Tell me about the book that you used in the photograph. That looks really intriguing!
It’s an uncalendar. (www.uncalendar.com). I love it.
I hate lists, because I keep forgetting things on them. Instead, I try to have one or two priorities. It is all about doing a little bit, but doing it well, isn’t it? Anyway, I have yet to find the perfect way of doing everything.
Absolutely. I have also stopped multitasking and only do one job at a time. Concentrate on doing it well. I find I am far more productive now!
Great post! To eliminate the guilt . . . I pull one or two items off any of my multiple lists (and I do have many) and schedule them into my calendar. Then, the lists are “out-of-site-out-of-mind” leaving me free to focus my energy on that days priorities. I update and reprioritize my lists weekly.
That’s the best way in my opinion too. Otherwise you become overwhelmed and end up doing nothing (or playing Candy Crush!)
I’m still working on my getting things done process. Going to check out that uncalendar. I don’t have a schedule that fits into a regular planner, so I’m always on the lookout for new ideas.
I found your blog via your comment on MY blog. I can so relate to the list issue. I need to make more lists but I need a balance because lists can make me do exactly what you are describing and when I don’t accomplish them I feel like a failure. And I wrote a post about Bucket Lists too! My conclusion was they are great but the thought of them keeps me from living fully because I am so focused on the list I forget to embrace where I AM in life instead of where I am not. Great post!
Wonderful things to think about. I’m not a daily list maker, but I do have a bucket list and it has served me well. Loved your posts on de-cluttering!!
I love lists as you’ll have seen from my blog. I love making them and crossing them off and in my hectic household it helps make sure everyone has what they need are where they need to be etc etc etc. I find great satisfaction in ticking things off and in seeing a fully crossed off list, there is a great sense of accomplishment to it but I also don’t like to be restricted by them and so categories on a list work better for me lol
I am list free and love it! I am so much more focused and able to work on very meaningful projects.
Occasionally, I will write out a little plan of what I am working on, at that moment, when my mind is racing and my fingers can’t keep up, but it is only ever temporary, and I fill in that plan with what I am doing.
I am also goal free too. I love it!
I’m still a list person but my lists are selective and carefully thought out.
Going totally list free is not for everyone, but being selective and thoughtful about it is a good idea. I would also recommend trimming your lists as much as possible once they are written.
Isn’t that what I do when I complete each item or is that before I even start?
I was thinking before you even start, because some things we put on those lists aren’t actually required. Or maybe that is just me?
No that’s abosolutely right. I tend to put them on the 25 hours in a day list. If they are still there 4 weeks later then they get ditched. I only look at that list once a wee, so it doesn’t stress me.

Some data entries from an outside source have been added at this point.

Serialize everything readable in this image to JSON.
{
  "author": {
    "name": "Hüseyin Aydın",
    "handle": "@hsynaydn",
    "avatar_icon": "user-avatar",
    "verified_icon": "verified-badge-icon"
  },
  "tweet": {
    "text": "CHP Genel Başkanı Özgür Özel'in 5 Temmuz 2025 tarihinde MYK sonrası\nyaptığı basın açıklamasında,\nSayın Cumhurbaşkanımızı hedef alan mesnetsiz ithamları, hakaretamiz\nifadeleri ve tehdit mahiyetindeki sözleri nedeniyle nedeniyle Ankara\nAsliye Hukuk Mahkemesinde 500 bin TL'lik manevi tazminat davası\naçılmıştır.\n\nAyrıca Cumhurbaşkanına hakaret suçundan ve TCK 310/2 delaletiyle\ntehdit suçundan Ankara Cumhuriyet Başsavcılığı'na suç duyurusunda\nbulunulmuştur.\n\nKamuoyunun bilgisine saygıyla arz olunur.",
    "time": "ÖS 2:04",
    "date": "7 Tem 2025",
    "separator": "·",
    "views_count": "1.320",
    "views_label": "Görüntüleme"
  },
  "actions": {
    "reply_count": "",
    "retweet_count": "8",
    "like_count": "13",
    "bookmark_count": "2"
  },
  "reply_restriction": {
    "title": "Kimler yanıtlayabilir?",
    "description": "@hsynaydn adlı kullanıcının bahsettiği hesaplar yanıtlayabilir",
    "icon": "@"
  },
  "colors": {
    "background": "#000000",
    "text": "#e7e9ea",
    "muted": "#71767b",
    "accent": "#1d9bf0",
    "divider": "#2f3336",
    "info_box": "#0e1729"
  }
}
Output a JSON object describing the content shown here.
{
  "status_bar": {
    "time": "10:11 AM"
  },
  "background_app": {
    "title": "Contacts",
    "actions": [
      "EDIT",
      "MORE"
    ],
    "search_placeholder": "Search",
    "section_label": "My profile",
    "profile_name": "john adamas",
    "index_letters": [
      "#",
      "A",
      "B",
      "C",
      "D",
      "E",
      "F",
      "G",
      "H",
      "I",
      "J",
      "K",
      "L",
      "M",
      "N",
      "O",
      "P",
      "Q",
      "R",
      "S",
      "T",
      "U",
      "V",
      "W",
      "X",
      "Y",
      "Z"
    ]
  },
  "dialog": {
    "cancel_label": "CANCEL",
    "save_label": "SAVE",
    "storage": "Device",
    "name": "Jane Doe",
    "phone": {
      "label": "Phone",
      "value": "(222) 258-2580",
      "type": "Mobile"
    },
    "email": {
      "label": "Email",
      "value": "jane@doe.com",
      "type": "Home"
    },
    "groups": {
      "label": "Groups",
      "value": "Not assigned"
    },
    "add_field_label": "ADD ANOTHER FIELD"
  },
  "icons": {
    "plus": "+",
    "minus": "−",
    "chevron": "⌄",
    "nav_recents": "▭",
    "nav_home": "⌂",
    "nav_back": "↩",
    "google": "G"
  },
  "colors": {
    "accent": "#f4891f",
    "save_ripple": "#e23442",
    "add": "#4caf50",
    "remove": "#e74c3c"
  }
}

I practice selective listing. Matt and I make a list each night of what we want to do the next day from the ordinary household runnings like “laundry” or “bake bread” to the irregular and fun “got to a rock concert” or “dinner with the in-laws.” We also write down anything that we accomplished that never made it on the list. I sure like that 25 Hours in a Day List though. I shall have to try that. I am at a loss for where to put those things as I refuse to put them on my daily to do list knowing I will not do them that particular day.
the only problem with that list is that as there are not 25 hours in a day some of them just don’t get done. I work on the basis that if they haven’t made it onto the main list they weren’t worth doing in the first place!